For our final post in "The Culture of Clean" series, a few examples of bar soap's treatment in the visual realm. So if Costco-sized economy packs leave you flat, here are some extraordinary alternatives at a variety of price points. It should be noted: These are mainly for your viewing pleasure—they probably won’t do you much good in the shower.
Boy Blowing Soap Bubbles, 1868 (Édouard Manet): Manet was not alone in painting portraits of young people wiling away the hours blowing bubbles. In the 19th century, this was a fairly common trope, a metaphor for fleeting youth, misspent time, failed aspirations—all sorts of happy thoughts. 
Les Valeurs Personelles, 1952 (René Magritte): The title of this work translates to Personal Values, and Magritte described it as such: “In my picture, the comb (and the other objects as well) has specifically lost its ‘social character,' it has become an object of useless luxury, which may, as you say, leave the spectator feeling helpless or even make him ill.” Oof. 
For Footwashing, 1971 (Joseph Beuys): Part of a performance entitled Celtic+, which Beuys initiated by washing the feet of seven spectators in reference to Christian baptismal rites. 
Untitled, 1990 (Tom Friedman): A partially used bar of soap inlaid with a perfect spiral of pubic hair.

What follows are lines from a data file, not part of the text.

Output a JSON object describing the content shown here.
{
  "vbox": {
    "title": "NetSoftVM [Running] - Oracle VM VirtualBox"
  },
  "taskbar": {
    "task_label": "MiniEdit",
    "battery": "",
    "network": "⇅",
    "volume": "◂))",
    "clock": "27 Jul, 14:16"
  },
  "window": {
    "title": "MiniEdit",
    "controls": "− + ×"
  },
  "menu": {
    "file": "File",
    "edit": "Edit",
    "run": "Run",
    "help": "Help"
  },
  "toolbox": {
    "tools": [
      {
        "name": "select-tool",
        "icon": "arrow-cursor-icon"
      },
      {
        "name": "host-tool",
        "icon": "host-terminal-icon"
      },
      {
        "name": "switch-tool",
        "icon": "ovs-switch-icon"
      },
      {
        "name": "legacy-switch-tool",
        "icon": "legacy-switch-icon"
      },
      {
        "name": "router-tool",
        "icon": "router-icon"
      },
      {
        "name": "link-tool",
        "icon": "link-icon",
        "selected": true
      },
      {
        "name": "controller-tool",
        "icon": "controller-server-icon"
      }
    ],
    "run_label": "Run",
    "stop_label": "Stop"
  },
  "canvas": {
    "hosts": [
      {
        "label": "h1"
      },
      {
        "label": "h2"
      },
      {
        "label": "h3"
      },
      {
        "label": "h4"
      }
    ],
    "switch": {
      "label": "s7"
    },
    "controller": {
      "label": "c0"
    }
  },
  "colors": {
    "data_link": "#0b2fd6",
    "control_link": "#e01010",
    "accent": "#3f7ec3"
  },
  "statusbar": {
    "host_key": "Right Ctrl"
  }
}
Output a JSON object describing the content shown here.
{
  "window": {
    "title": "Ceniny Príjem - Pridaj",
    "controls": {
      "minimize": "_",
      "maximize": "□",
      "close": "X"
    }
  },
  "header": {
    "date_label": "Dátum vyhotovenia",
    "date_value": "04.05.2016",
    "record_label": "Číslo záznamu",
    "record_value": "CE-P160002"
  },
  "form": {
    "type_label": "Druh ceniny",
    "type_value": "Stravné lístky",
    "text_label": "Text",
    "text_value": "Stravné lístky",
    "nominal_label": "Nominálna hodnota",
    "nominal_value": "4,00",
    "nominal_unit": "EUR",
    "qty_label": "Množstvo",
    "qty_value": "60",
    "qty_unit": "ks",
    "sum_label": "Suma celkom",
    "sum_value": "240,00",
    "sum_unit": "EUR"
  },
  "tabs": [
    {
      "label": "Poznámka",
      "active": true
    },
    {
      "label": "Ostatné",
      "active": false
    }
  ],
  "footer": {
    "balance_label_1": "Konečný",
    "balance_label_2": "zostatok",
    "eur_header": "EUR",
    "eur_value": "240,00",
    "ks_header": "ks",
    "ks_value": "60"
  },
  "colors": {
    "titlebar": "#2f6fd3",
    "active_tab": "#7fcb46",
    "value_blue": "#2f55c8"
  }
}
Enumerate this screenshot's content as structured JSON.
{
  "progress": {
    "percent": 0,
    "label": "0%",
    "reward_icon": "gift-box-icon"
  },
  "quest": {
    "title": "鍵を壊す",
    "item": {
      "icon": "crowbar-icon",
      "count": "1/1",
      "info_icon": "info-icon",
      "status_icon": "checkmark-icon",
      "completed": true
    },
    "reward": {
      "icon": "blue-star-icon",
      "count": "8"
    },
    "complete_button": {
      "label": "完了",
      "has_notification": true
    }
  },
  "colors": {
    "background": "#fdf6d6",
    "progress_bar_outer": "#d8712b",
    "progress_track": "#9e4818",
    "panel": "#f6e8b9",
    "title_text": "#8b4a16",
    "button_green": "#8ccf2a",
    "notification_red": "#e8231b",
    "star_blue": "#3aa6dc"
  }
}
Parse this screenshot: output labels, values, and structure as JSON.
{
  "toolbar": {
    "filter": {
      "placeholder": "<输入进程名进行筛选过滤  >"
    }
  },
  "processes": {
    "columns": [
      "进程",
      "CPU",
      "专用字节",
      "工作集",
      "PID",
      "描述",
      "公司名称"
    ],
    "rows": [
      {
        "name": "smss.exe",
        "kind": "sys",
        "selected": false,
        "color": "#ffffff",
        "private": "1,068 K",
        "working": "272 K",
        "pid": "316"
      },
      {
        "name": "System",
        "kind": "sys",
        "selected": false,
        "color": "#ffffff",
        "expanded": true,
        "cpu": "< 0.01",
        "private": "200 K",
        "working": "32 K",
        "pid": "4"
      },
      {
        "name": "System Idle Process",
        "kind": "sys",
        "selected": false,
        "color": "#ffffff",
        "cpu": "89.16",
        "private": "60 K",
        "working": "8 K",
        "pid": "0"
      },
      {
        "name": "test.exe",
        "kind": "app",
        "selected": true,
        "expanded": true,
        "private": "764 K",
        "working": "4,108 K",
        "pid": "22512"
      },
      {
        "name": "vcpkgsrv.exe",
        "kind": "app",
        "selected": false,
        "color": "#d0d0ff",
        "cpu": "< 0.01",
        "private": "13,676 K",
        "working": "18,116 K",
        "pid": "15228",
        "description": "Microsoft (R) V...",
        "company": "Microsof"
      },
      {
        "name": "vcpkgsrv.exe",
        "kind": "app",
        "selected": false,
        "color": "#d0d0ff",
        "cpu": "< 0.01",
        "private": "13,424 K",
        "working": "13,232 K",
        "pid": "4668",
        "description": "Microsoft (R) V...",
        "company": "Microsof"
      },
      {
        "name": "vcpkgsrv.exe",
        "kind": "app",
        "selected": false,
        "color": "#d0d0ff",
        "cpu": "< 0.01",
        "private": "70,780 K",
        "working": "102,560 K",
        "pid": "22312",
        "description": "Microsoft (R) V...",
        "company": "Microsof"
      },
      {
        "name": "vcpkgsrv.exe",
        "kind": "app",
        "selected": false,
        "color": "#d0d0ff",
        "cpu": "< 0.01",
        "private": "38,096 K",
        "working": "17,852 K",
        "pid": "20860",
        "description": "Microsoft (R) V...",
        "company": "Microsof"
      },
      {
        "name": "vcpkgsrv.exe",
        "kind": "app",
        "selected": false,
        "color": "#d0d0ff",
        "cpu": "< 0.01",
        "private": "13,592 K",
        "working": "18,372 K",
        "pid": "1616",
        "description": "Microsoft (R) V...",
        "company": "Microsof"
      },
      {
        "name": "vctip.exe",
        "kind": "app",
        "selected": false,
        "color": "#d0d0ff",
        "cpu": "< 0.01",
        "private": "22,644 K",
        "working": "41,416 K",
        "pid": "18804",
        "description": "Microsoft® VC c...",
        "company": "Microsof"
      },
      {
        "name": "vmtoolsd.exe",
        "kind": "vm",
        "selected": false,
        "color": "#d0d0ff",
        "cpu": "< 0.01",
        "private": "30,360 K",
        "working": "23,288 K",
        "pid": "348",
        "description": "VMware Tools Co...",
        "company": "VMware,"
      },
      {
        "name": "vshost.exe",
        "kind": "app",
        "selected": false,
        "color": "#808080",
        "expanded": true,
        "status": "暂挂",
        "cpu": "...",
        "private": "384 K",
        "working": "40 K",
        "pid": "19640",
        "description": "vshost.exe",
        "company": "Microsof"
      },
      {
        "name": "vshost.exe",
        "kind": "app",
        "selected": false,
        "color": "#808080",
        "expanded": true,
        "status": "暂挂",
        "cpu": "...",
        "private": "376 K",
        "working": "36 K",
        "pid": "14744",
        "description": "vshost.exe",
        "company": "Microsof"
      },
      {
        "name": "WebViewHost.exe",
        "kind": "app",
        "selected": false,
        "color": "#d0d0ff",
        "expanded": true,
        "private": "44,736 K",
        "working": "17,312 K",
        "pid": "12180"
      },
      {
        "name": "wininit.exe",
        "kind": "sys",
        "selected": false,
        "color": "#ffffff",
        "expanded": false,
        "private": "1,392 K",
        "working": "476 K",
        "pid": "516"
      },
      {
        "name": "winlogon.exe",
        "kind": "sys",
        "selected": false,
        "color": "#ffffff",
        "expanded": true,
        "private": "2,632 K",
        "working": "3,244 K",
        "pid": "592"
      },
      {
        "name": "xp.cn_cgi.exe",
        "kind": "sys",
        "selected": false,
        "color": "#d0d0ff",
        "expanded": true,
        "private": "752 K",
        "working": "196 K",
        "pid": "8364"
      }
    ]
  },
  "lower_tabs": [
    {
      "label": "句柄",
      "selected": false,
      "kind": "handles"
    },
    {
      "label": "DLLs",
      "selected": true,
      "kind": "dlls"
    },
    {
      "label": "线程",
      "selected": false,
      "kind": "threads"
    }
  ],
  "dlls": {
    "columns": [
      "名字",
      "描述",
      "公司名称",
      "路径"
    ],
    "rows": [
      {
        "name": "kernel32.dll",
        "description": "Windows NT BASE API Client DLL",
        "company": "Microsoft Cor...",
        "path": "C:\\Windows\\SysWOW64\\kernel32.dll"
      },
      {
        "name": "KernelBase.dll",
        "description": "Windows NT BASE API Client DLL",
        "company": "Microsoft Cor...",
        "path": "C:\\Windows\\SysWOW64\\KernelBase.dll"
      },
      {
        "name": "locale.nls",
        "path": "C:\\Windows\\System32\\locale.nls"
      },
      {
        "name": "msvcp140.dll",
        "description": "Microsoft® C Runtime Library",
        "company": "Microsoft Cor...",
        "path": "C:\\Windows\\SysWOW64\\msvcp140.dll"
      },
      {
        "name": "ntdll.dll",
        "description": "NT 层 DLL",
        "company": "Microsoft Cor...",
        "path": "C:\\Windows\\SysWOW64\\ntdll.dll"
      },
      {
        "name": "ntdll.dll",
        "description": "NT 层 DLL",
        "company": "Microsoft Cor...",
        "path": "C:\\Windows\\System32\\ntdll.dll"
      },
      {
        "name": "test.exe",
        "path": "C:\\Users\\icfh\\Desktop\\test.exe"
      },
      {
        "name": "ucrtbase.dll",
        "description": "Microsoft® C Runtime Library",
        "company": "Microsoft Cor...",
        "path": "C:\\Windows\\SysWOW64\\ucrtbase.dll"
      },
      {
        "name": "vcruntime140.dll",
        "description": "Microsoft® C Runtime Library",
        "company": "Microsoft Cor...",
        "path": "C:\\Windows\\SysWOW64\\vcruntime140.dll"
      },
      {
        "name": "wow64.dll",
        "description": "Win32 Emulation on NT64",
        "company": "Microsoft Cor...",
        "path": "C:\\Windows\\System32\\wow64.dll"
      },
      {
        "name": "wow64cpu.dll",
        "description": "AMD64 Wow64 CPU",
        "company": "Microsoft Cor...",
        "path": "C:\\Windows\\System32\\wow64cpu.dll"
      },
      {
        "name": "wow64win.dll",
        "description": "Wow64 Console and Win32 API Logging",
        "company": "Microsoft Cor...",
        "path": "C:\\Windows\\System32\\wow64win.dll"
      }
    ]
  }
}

No further explanation. 
Lick and Lather, 1993 (Janine Antoni): A series of self-portrait busts—cast in chocolate and soap—that have been reshaped by the artist. For Lather, Antoni bathed with each soap bust, and later reflected on the experience in an interview with ART21: “I feel really close to the soap bust because we spent a lot of time in the tub together […] she just smoothes down, and then she becomes almost fetal. It’s really quite a nice process. And it’s interesting to think about cleaning and purity and just washing as a kind of ritual and its bigger meaning.” 
Hanging Soap Women, 2000 (Miroslaw Balka): Polish artist Balka strung together over a hundred partially used bars of soap on a steel cable to create this spare, suspended installation. 
Cosmic Slop, 2011(Rashid Johnson): Using melted black soap and wax as a medium in many of his painted and sculptural works, Johnson named this series after the 1973 Funkadelic album. 
Soap made of dark matter (Darren Bader): Bar on holiday. 
Procter & Gamble’s National Soap Sculpture Contest (roughly 1923-1950): Brainchild of public relations maestro Edward L. Bernays, this campaign focused its attention on public schools, hoping some healthy competition would create lifelong Ivory Soap customers. In addition to receiving cash prizes and trips to NYC, winners had their pieces exhibited in museums across America. A young Eero Saarinen (architect of JFK’s TWA terminal) won $100 in the 4th annual contest for an entry he titled Sorrow.
Provendi Revolving Soap: Found in school bathrooms throughout France, these wall-mounted soap systems were developed in 1950 and are currently enjoying new appreciation in the American home design market. 
Lot’s Wife. Salted Soap on a Rope, 2007 (Mike Kelley): Kelley created this artist’s edition for the German magazine Texte zur Kunst. It references his 2007 installation, Petting Zoo, which featured a large scale version of Lot’s wife carved from a pillar of salt (and licked by goats in Münster, Germany). Still available for a cool 850, -€. 
Bitten Soap, 2013 (Maurizio Cattelan and Pierpaolo Ferrari): Sold by the MoMA Store, this functional bar of “bitten” soap is inspired by a photograph first published in the artists’ Toilet Paper magazine. Also reproduced in plate and mug form. 
And there you have it! Our soap bar omnibus ends here. But don’t worry—the saga continues any and everywhere you need to bathe yourself. And that’s something we can all be happy about.